I am weary.
Yes, life is good, in the sense that, at any given time, I can list a dozen things for which I am deeply grateful. I am still able to view the world and my circumstances through the eyes of a poet. I can rejoice in sunshine and birdsong, and find good even in sleep deprivation and strained friendships.
But it takes a lot of effort. Someone recently told me that I've been a drag, and although it stung that she would say it, it didn't surprise me. I am literally dragging. It must not be pleasant to be around.
In some ways, I'm okay that she felt that way. I want to be alone. I crave solitude and stillness in which to quiet my soul, listen, receive nourishment from God and the good gifts with which He has surrounded me.

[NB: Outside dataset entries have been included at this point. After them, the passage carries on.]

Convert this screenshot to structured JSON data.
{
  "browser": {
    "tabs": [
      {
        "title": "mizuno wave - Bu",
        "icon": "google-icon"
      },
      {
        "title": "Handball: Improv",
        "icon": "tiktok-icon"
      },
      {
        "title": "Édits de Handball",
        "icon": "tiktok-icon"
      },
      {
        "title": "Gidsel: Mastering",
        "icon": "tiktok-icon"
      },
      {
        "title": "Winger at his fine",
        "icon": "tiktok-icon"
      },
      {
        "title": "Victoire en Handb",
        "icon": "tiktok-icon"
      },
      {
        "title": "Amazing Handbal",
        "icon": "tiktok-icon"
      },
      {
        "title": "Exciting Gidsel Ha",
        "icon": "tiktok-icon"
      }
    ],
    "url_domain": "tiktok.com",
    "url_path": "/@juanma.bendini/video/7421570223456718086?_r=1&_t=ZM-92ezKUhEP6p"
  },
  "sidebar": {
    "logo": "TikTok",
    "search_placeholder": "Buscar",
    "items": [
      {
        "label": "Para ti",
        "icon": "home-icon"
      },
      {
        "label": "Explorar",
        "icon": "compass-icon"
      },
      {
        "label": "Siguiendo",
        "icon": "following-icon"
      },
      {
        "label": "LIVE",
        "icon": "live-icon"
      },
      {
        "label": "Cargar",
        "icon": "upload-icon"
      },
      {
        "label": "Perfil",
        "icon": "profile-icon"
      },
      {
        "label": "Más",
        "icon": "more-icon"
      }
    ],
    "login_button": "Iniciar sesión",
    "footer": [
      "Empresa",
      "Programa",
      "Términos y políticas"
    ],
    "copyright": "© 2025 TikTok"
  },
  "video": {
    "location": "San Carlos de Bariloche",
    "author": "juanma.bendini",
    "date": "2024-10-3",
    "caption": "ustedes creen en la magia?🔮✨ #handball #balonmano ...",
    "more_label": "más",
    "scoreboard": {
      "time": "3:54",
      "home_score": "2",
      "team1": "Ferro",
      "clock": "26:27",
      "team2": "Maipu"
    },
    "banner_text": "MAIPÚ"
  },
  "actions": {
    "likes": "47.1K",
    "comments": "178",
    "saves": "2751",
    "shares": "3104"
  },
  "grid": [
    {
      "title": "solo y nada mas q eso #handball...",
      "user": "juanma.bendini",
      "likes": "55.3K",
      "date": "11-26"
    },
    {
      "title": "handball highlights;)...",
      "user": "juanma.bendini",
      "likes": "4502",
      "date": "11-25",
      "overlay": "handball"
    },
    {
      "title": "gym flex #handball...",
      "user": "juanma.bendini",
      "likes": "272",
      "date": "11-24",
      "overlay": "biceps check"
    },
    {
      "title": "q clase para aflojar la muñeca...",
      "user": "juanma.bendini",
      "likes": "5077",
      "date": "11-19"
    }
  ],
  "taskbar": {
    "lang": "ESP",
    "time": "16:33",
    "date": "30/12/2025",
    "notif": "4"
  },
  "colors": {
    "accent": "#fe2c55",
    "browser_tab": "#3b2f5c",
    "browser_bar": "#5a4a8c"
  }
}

But her dig also came packaged with the insidious suggestion that I should just choose happiness. “Just choose.”
Well, I wanted to say, I've been choosing. It's gotten to be dreadfully difficult work, this choosing. I've been choosing and choosing and choosing. I spent the better part of a year listing over one thousand gifts. I've prayed away anxiety more times in the last couple of years than I can count. I've read Scripture when it seemed bone dry, searching for consolation and guidance. I've chosen music to minister to my spirit. I've read book after book on depression and perimenopause and Christian cheerfulness. I've talked to friends and asked for prayer.
And I'm still weary.

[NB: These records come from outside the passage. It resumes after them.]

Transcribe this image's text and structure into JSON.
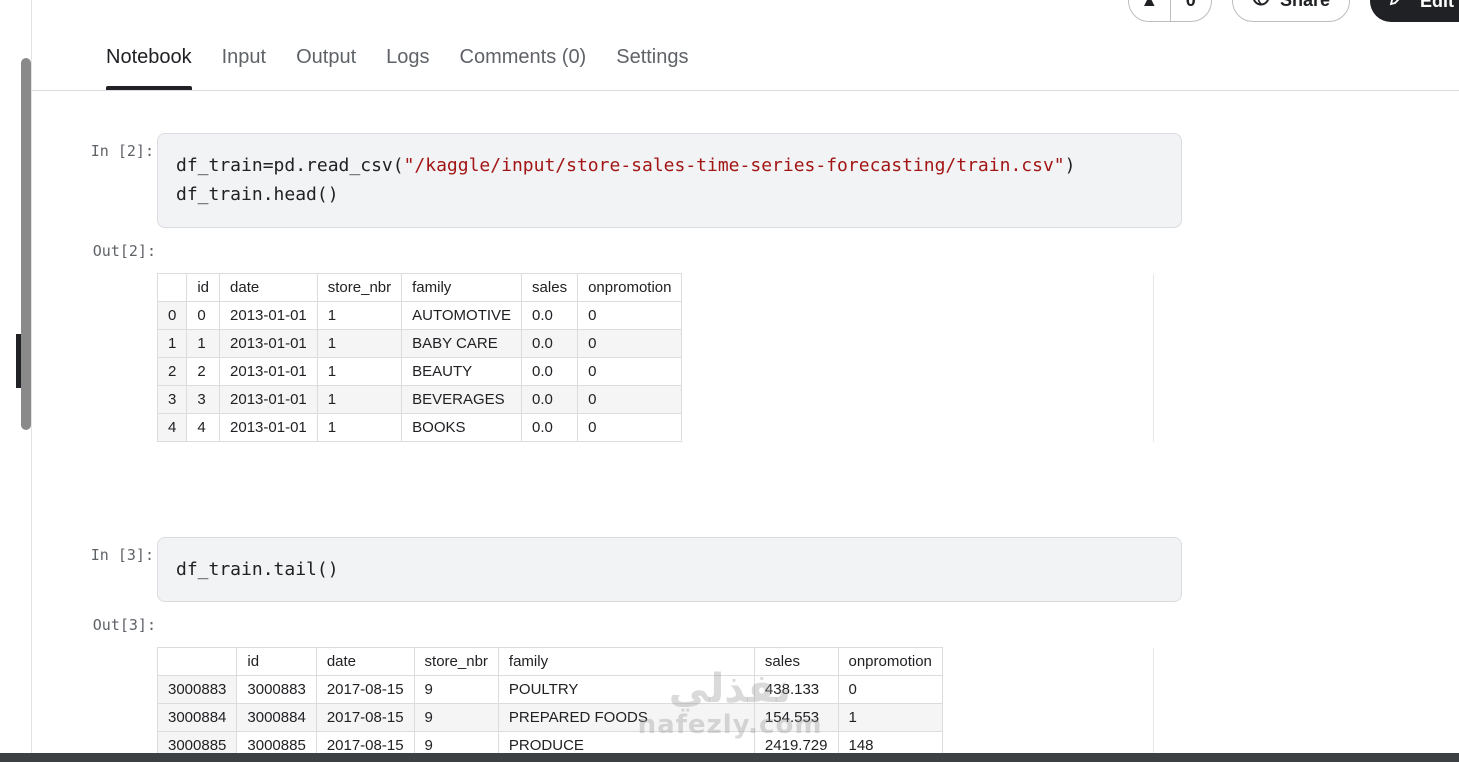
{
  "header": {
    "vote_count": "0",
    "share_label": "Share",
    "edit_label": "Edit"
  },
  "tabs": [
    {
      "label": "Notebook",
      "active": true
    },
    {
      "label": "Input"
    },
    {
      "label": "Output"
    },
    {
      "label": "Logs"
    },
    {
      "label": "Comments (0)"
    },
    {
      "label": "Settings"
    }
  ],
  "cell1": {
    "in_prompt": "In [2]:",
    "out_prompt": "Out[2]:",
    "code_line1_pre": "df_train=pd.read_csv(",
    "code_line1_str": "\"/kaggle/input/store-sales-time-series-forecasting/train.csv\"",
    "code_line1_post": ")",
    "code_line2": "df_train.head()",
    "table": {
      "columns": [
        "",
        "id",
        "date",
        "store_nbr",
        "family",
        "sales",
        "onpromotion"
      ],
      "rows": [
        [
          "0",
          "0",
          "2013-01-01",
          "1",
          "AUTOMOTIVE",
          "0.0",
          "0"
        ],
        [
          "1",
          "1",
          "2013-01-01",
          "1",
          "BABY CARE",
          "0.0",
          "0"
        ],
        [
          "2",
          "2",
          "2013-01-01",
          "1",
          "BEAUTY",
          "0.0",
          "0"
        ],
        [
          "3",
          "3",
          "2013-01-01",
          "1",
          "BEVERAGES",
          "0.0",
          "0"
        ],
        [
          "4",
          "4",
          "2013-01-01",
          "1",
          "BOOKS",
          "0.0",
          "0"
        ]
      ]
    }
  },
  "cell2": {
    "in_prompt": "In [3]:",
    "out_prompt": "Out[3]:",
    "code_line1": "df_train.tail()",
    "table": {
      "columns": [
        "",
        "id",
        "date",
        "store_nbr",
        "family",
        "sales",
        "onpromotion"
      ],
      "rows": [
        [
          "3000883",
          "3000883",
          "2017-08-15",
          "9",
          "POULTRY",
          "438.133",
          "0"
        ],
        [
          "3000884",
          "3000884",
          "2017-08-15",
          "9",
          "PREPARED FOODS",
          "154.553",
          "1"
        ],
        [
          "3000885",
          "3000885",
          "2017-08-15",
          "9",
          "PRODUCE",
          "2419.729",
          "148"
        ]
      ]
    }
  },
  "watermark": {
    "arabic": "نفذلي",
    "latin": "nafezly.com"
  }
}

But you know what? When I'm tired beyond my bones, into the depths of my spirit, and my children need me, I get up and go to them. When I'm exhausted and longing for peace and quiet, and the buzzer rings to tend supper or change the laundry, I get up and take care of it. When I can't remember the last time I had enough sleep, and the alarm clock jolts me out of the only complete respite available to me, I get up and start my day. When I'd rather sleep just twenty more minutes, I shower and go to my Bible.
When my children's sweet piping voices pierce my eardrums and threaten my sanity, I (usually) smile and answer calmly.

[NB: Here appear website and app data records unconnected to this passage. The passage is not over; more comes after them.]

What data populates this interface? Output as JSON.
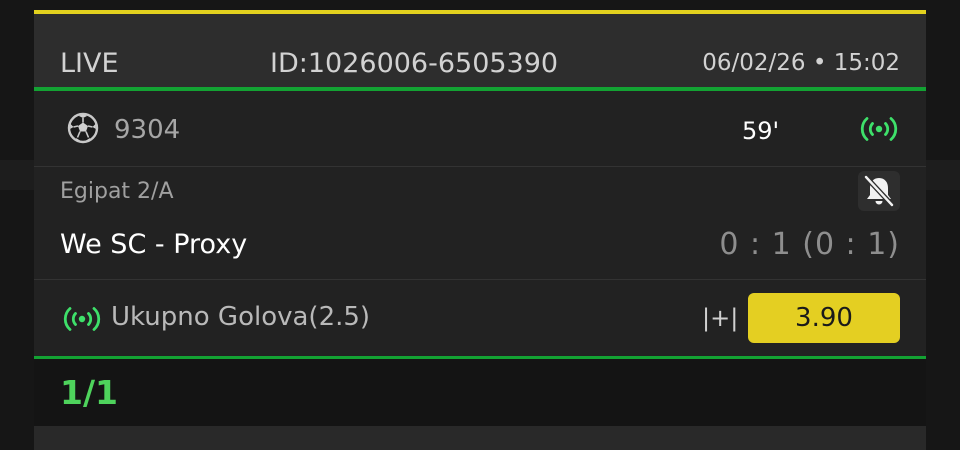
{
  "colors": {
    "accent_yellow": "#e2d11e",
    "accent_green": "#13a233",
    "live_green": "#3ee06a",
    "counter_green": "#4ed35c",
    "odds_button_bg": "#e4cf22"
  },
  "header": {
    "live_label": "LIVE",
    "event_id": "ID:1026006-6505390",
    "datetime": "06/02/26 • 15:02"
  },
  "event": {
    "sport_icon": "soccer-ball-icon",
    "code": "9304",
    "minute": "59'",
    "live_icon": "live-broadcast-icon"
  },
  "match": {
    "league": "Egipat 2/A",
    "teams": "We SC - Proxy",
    "score": "0 : 1 (0 : 1)",
    "mute_icon": "bell-off-icon"
  },
  "market": {
    "live_icon": "live-broadcast-icon",
    "name": "Ukupno Golova(2.5)",
    "odds_type": "|+|",
    "odds": "3.90"
  },
  "footer": {
    "counter": "1/1"
  }
}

When an anticipated weekend away unexpectedly falls through, I trust that God has better plans for me.
When a friend's “counsel” sounds accusatory, I believe the best of her intentions and thank her.
When one appliance after another needs repairs, I smile and thank God for a skilled husband and the money for parts.
When a friend incomprehensibly turns vitriolic toward me, I seek restoration.
When the children beg for Christmas decorations and I feel less than jolly, I bring down the box and make room for Christmas (and let them use those awful multicolored lights again).
When the internet connection becomes unreliable for over a month, I read & crochet & play my forgotten guitar.
When the car threatens to leave me stranded in the middle of my errands, I change my plans and head home early.
I am choosing happiness, I truly am. It just might not look quite the way you think it should.
And as much as I would love to end by quoting Scripture, what actually comes to mind is one of my all-time favorite quotes, credited to Philo of Alexandria (whoever he was): "Be kind, for everyone you meet is fighting a great battle." Which, come to think of it, is not all that different from Jesus himself saying (in Matthew 7:12) that we should treat others the way we would like to be treated.
A friend told me recently that "her" verse had changed as one season of her life began to segue into the next. When I first got on facebook, I posted Galatians 6:9 in that little box that used to be under the profile picture on my own page, so that I would see it frequently and benefit from the exhortation: "Let us not grow weary in doing good, for at the proper time we will reap a harvest if we do not give up." While that verse is still very real to me, a different verse comes to my mind often of late:
"Come to me, all you who are weary and burdened, and I will give you rest. Take my yoke upon you and learn from me, for I am gentle and humble in heart, and you will find rest for your souls."
Jesus says these words at the end of chapter 11 of Matthew. The chapter starts with John the Baptist, then in prison, sending disciples to ask Jesus if He is really the Messiah. I think this ending clinches it.
Jesus saves - from sin, from sickness, from soul-weariness.
I am ready for some rest.